Protect yourself against Lyme disease this summer
As the weather warms up, you and your family will probably be enjoying the great outdoors. After all, the summer brings more opportunities for you to camp, hike, swim, and bike. But before going outside, though, be sure to protect yourself from Lyme disease this summer.
In 2015, 95% of Lyme disease cases came from just 14 states: Connecticut, Delaware, Maine, Maryland, Massachusetts, Minnesota, New Hampshire, New Jersey, New York, Pennsylvania, Rhode Island, Vermont, Virginia, and Wisconsin.
Quick facts about Lyme disease
- Lyme disease is caused by bacteria called Borrelia burgdorferi and is transmitted to humans through the bite of black-legged ticks that carry the disease.
- Typical symptoms include fever, headache, fatigue, and a characteristic skin rash called erythema migrans.
- If you don’t get urgent treatment, the infection can spread to joints, the heart, and the nervous system.
- Lyme disease is diagnosed based on symptoms, physical findings (e.g., rash), and the possibility of exposure to infected ticks.
- Laboratory testing is helpful if used correctly and performed with validated methods.
- Most cases of Lyme disease can be treated successfully with a few weeks of antibiotics.
What can you do to protect yourself?
According to the CDC, you can decrease the chances of a tick bite with a few precautions.

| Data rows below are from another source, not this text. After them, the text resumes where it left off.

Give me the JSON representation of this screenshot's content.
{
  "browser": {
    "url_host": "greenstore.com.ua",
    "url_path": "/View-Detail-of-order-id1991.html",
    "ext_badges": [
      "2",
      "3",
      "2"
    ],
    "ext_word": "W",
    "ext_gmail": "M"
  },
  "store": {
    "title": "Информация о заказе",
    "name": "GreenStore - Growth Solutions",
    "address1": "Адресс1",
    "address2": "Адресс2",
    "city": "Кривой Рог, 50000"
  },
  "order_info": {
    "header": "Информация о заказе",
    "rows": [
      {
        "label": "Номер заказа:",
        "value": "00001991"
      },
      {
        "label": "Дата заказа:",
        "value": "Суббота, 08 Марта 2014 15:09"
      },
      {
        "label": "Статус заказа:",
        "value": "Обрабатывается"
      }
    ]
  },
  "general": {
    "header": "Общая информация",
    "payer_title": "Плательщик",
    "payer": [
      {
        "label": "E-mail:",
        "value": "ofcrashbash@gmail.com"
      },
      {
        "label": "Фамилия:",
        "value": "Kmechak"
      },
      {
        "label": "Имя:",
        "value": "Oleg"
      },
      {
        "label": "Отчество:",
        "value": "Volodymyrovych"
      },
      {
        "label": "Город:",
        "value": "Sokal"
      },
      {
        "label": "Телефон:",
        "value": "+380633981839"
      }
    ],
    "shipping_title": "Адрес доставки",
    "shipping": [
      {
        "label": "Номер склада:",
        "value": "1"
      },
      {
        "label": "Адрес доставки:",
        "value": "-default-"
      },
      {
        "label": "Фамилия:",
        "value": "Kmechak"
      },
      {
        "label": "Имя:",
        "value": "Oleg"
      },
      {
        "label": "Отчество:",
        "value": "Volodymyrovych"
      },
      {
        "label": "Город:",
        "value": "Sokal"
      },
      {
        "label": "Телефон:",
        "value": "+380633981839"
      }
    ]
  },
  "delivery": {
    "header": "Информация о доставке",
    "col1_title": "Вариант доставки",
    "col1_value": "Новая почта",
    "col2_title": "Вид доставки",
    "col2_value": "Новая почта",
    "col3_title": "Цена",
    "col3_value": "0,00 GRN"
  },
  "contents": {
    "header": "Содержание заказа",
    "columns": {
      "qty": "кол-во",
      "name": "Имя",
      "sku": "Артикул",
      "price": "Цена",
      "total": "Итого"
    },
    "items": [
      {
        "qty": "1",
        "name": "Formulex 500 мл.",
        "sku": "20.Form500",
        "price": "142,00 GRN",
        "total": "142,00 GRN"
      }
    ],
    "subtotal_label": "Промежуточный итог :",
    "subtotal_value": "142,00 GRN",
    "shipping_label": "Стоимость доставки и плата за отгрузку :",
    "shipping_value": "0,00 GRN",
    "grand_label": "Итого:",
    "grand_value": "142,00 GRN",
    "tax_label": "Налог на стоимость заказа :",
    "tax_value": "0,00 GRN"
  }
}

- Avoid tick-infested areas. This is especially important in May, June, and July. Many local health departments and park or extension services will have information regarding these areas.
- If you are in a tick-infested area, walk in the center of trails to avoid contact with overgrown grass.
- Use insect repellent. Spray repellent containing a 20%-30% concentration of DEET on clothes and on exposed skin.
- You can also treat clothes (especially pants, socks, and shoes) with permethrin, which kills ticks on contact. Do not use permethrin directly on the skin.
- You can also use permethrin on tents and some camping gear.
- Always check for ticks after being outdoors, even in your own yard.
- Remove attached ticks with tweezers. Avoid crushing the tick’s body. Grasp the tick firmly and as close to the skin as possible. Cleanse the area with an antiseptic.
- Bathe or shower as soon as possible after coming indoors (preferably within 2 hours) to wash off and more easily find ticks that are crawling on you.
- After being outdoors, dry clothing in a hot dryer for 10 minutes to kill any ticks that are attached to clothing.
Protect yourself from Lyme disease by taking precautions when spending time outdoors, such as wearing protective clothing and using tick repellents, checking for tick bites, and removing ticks promptly.
It’s important to be aware of the signs and symptoms of Lyme disease and to seek medical attention if you suspect you may have been exposed to the infection. With early diagnosis and treatment, most cases can be successfully treated.